2. On a first appearance before the city council, a three-day liquor license suspension is the presumptive penalty for sale of an alcoholic beverage to an underage person, and a two-day liquor license suspension is the presumptive penalty for failure to take reasonable steps to stop a person from leaving the premises with an alcoholic beverage. Cannon Falls, Minn., Ordinances § 5.02(E)(5)(b)(3), (a) (1999). To justify a six-day suspension as a presumptive penalty, Cannon Falls had the burden of proving that the current appearance before the city council was Peeler’s second appearance. See Johnson v. Minnesota Dep’t of Human Services, 565 N.W.2d 453, 458 (Minn. App. 1997) (stating burden of proof applicable to civil cases applies to agency’s quasi-judicial decision); Zawels v. Edutronics, Inc., 520 N.W.2d 520, 523 (Minn. App. 1994) (“in ordinary civil action plaintiff has burden of proving every essential element of case”) (citing Carpenter v. Nelson, 257 Minn. 424, 427, 101 N.W.2d 918, 921 (1960); see also Sabes, 265 Minn. at 177, 120 N.W.2d at 878-79 (rejecting argument that city failed to satisfy its burden of proving violation of liquor licensing statute).
Peeler’s appeared before the city council in August 1998 and received a warning for violating liquor laws or ordinances, but, at that time, Peeler’s was still operating under a county liquor license.

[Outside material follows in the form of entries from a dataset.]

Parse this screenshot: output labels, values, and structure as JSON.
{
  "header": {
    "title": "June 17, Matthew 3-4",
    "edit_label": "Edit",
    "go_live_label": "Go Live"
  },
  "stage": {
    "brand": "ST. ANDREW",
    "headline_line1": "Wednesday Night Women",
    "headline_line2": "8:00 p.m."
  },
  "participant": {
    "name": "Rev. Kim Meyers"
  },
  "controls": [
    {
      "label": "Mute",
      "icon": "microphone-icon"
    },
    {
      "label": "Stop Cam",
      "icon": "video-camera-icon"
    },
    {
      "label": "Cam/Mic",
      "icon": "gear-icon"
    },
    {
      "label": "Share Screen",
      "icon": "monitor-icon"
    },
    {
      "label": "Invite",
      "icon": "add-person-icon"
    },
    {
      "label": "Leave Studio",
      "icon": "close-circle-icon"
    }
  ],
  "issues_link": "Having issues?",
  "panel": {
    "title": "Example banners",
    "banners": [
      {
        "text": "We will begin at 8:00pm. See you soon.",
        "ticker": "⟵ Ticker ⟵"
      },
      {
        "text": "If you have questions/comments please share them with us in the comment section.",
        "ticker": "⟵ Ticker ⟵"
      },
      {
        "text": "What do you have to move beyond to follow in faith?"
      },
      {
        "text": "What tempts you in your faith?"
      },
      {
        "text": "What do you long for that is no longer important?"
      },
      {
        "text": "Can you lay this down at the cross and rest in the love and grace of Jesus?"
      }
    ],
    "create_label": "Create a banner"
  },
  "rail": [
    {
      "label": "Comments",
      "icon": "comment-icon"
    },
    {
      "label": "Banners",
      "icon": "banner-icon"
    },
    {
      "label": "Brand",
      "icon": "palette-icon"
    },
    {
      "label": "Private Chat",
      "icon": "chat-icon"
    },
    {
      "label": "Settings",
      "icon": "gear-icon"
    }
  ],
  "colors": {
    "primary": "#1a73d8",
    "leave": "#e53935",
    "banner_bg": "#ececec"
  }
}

Cannon Falls Ordinance § 5.02(5)(e) defines a subsequent appearance as “a second, third or fourth appearance before the Council by the same licensee.” A licensee is defined as an “applicant who, pursuant to his/her approved application, holds a valid, current, unexpired license from the City for carrying on the business stated therein,” and a license is defined as a “document, issued by the City, to an applicant permitting him/her to carry on and transact the business stated therein.” Cannon Falls Ordinance § 5.01(3), (4).

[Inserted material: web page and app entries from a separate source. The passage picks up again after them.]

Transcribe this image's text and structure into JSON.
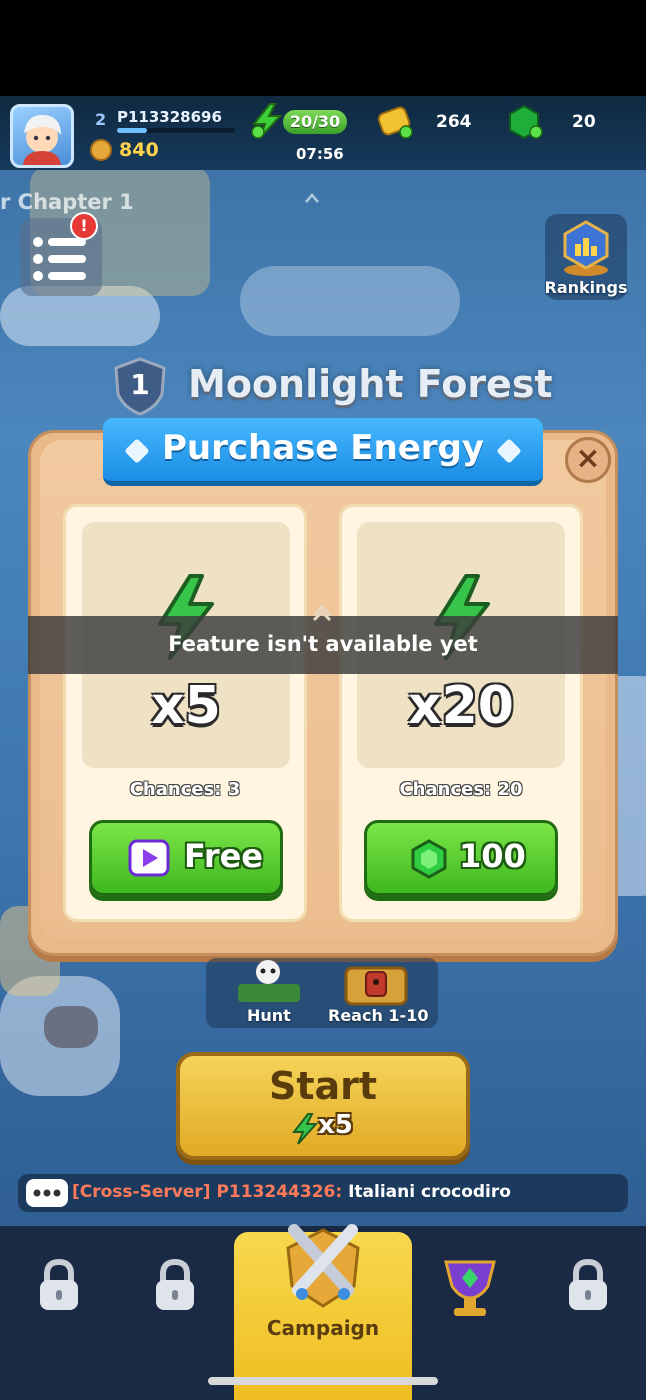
{
  "player": {
    "level": "2",
    "id": "P113328696",
    "trophies": "840"
  },
  "resources": {
    "energy": "20/30",
    "energy_timer": "07:56",
    "gold": "264",
    "gems": "20"
  },
  "side": {
    "chapter_hint": "r Chapter 1",
    "rankings_label": "Rankings",
    "menu_alert": "!"
  },
  "stage": {
    "number": "1",
    "title": "Moonlight Forest"
  },
  "dialog": {
    "title": "Purchase Energy",
    "close_symbol": "×",
    "options": [
      {
        "quantity": "x5",
        "chances": "Chances: 3",
        "button_label": "Free",
        "button_icon": "video-ad-icon"
      },
      {
        "quantity": "x20",
        "chances": "Chances: 20",
        "button_label": "100",
        "button_icon": "gem-icon"
      }
    ]
  },
  "toast": {
    "message": "Feature isn't available yet"
  },
  "quests": [
    {
      "label": "Hunt"
    },
    {
      "label": "Reach 1-10"
    }
  ],
  "start": {
    "label": "Start",
    "cost": "x5"
  },
  "chat": {
    "channel": "[Cross-Server]",
    "sender": "P113244326:",
    "message": "Italiani crocodiro"
  },
  "nav": {
    "active_label": "Campaign"
  },
  "colors": {
    "energy_green": "#3fb71f",
    "banner_blue": "#1b8de3",
    "panel_tan": "#e9b98a",
    "start_gold": "#f5d45a",
    "chat_channel": "#ff7a5a"
  }
}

The record contains no evidence showing that Peeler’s county liquor license became a city liquor license upon or after annexation. The record shows that Peeler’s did not obtain a liquor license from the city until November 1998. Therefore, Peeler’s current appearance before the city council does not fall within the definition of subsequent appearance set forth in Cannon Falls Ordinance § 5.02(5)(e).

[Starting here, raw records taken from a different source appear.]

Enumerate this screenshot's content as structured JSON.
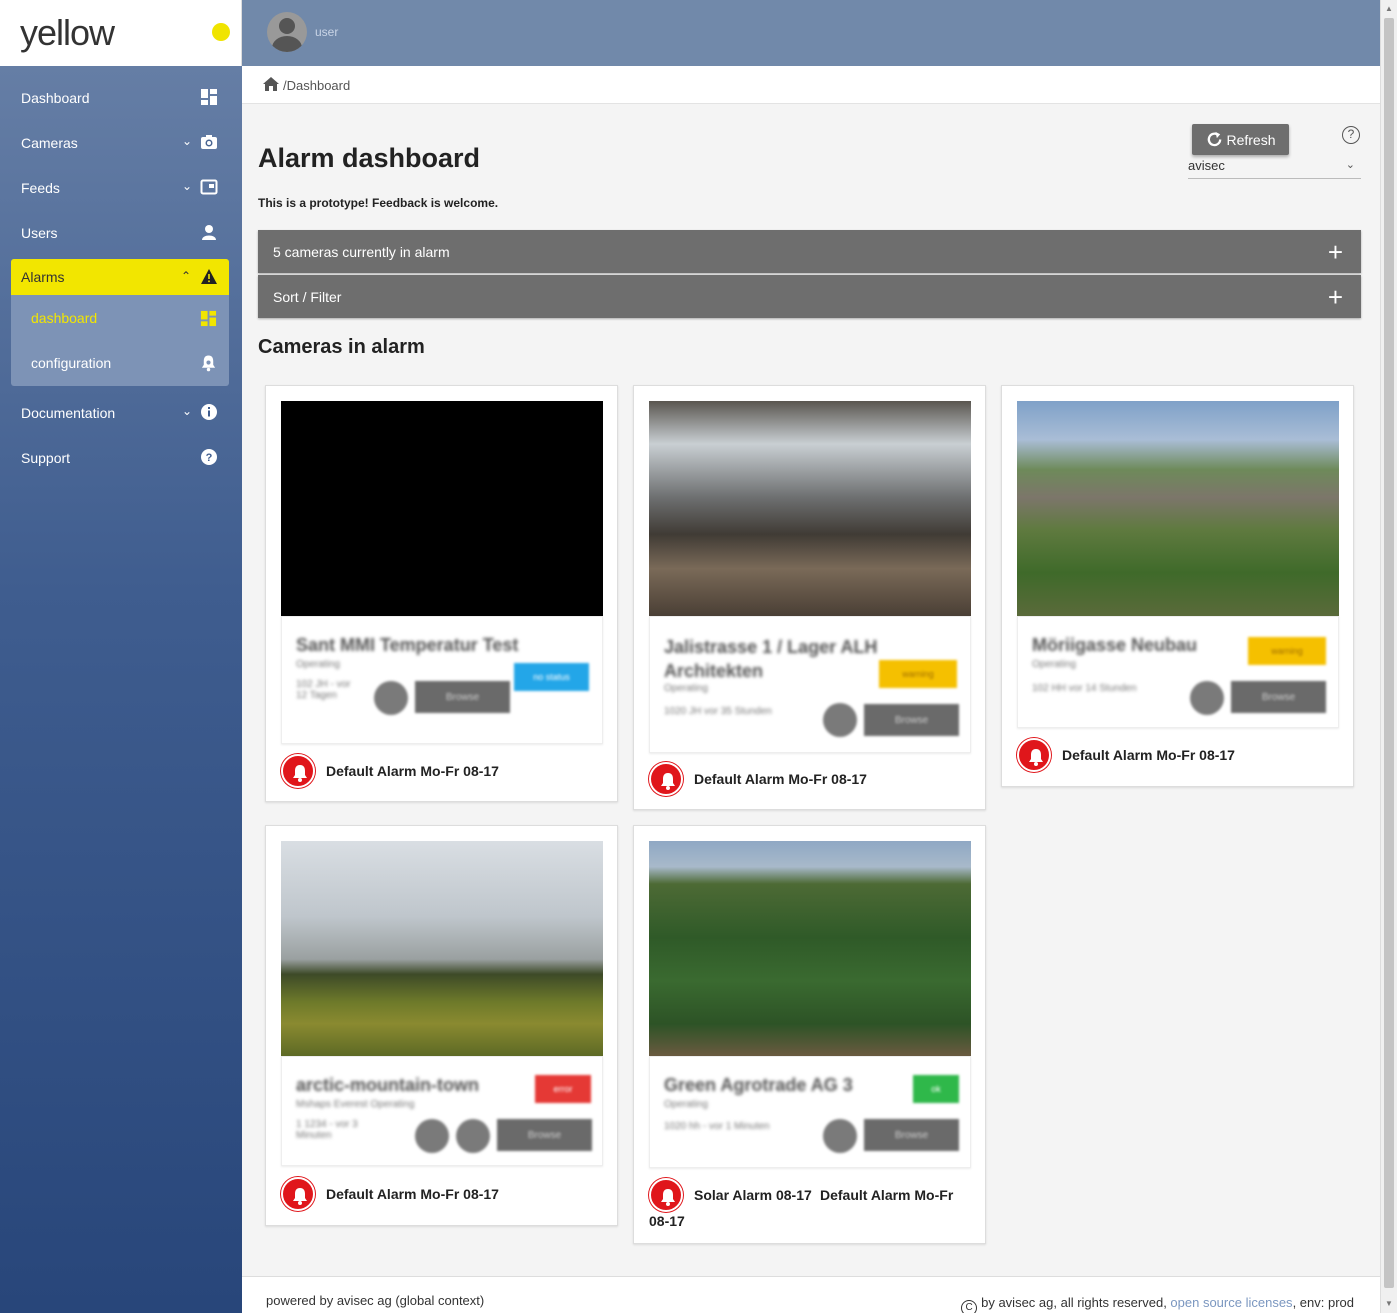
{
  "app": {
    "logo_text": "yellow",
    "username": "user"
  },
  "sidebar": {
    "items": [
      {
        "label": "Dashboard"
      },
      {
        "label": "Cameras"
      },
      {
        "label": "Feeds"
      },
      {
        "label": "Users"
      },
      {
        "label": "Alarms"
      },
      {
        "label": "Documentation"
      },
      {
        "label": "Support"
      }
    ],
    "alarms_sub": [
      {
        "label": "dashboard"
      },
      {
        "label": "configuration"
      }
    ]
  },
  "breadcrumb": {
    "path": "/Dashboard"
  },
  "header": {
    "title": "Alarm dashboard",
    "subtitle": "This is a prototype! Feedback is welcome.",
    "refresh_label": "Refresh",
    "account": "avisec"
  },
  "accordions": [
    {
      "label": "5 cameras currently in alarm"
    },
    {
      "label": "Sort / Filter"
    }
  ],
  "section_title": "Cameras in alarm",
  "cards": [
    {
      "name": "Sant MMI Temperatur Test",
      "sub": "Operating",
      "meta": "102 JH - vor 12 Tagen",
      "badge": "no status",
      "badge_color": "#23a6e8",
      "browse": "Browse",
      "alarm": "Default Alarm Mo-Fr 08-17"
    },
    {
      "name": "Jalistrasse 1 / Lager ALH Architekten",
      "sub": "Operating",
      "meta": "1020 JH vor 35 Stunden",
      "badge": "warning",
      "badge_color": "#f5c000",
      "browse": "Browse",
      "alarm": "Default Alarm Mo-Fr 08-17"
    },
    {
      "name": "Möriigasse Neubau",
      "sub": "Operating",
      "meta": "102 HH vor 14 Stunden",
      "badge": "warning",
      "badge_color": "#f5c000",
      "browse": "Browse",
      "alarm": "Default Alarm Mo-Fr 08-17"
    },
    {
      "name": "arctic-mountain-town",
      "sub": "Mshaps Everest Operating",
      "meta": "1 1234 - vor 3 Minuten",
      "badge": "error",
      "badge_color": "#e53935",
      "browse": "Browse",
      "alarm": "Default Alarm Mo-Fr 08-17"
    },
    {
      "name": "Green Agrotrade AG 3",
      "sub": "Operating",
      "meta": "1020 hh - vor 1 Minuten",
      "badge": "ok",
      "badge_color": "#2fb84a",
      "browse": "Browse",
      "alarm_primary": "Solar Alarm 08-17",
      "alarm_secondary": "Default Alarm Mo-Fr",
      "alarm_tail": "08-17"
    }
  ],
  "footer": {
    "left": "powered by avisec ag (global context)",
    "right_prefix": "by avisec ag, all rights reserved, ",
    "licenses_link": "open source licenses",
    "right_suffix": ", env: prod"
  },
  "colors": {
    "accent": "#f2e600",
    "sidebar_top": "#6a82a8",
    "sidebar_bottom": "#28467a",
    "alarm_red": "#e0161b"
  }
}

Cannon Falls argues that the six-day suspension can, alternatively, be upheld under the city council’s discretionary authority to depart from the presumptive penalty. Cannon Falls Ordinance § 5.02.(E)(5)(a) provides that the city council may deviate from the presumptive penalty in an individual case if substantial reasons exist supporting deviation and requires the council to provide written findings to support a deviation from the presumptive penalty. Cannon Falls did not make this argument before the city council and in the absence of written findings that argument necessarily fails on appeal. See Dear v. Minneapolis Fire Dep’t Relief Ass’n, 481 N.W.2d 69, 73 (Minn. App. 1992) (making factual findings is an administrative body’s obligation and not an appellate court function, so this court need not consider issues not raised before an administrative body), aff’d as modified, 485 N.W.2d 145 (Minn. 1992). Accordingly, consistent with counsels’ representations during oral argument, we modify the suspension of Peeler’s liquor license to five days, three days for the sale of an alcoholic beverage to a minor and two days for failing to take reasonable steps to stop a person from leaving the premises with an alcoholic beverage.
Affirmed as modified.
* Retired judge of the district court, serving as judge of the Minnesota Court of Appeals by appointment pursuant to Minn. Const. art. VI, § 10.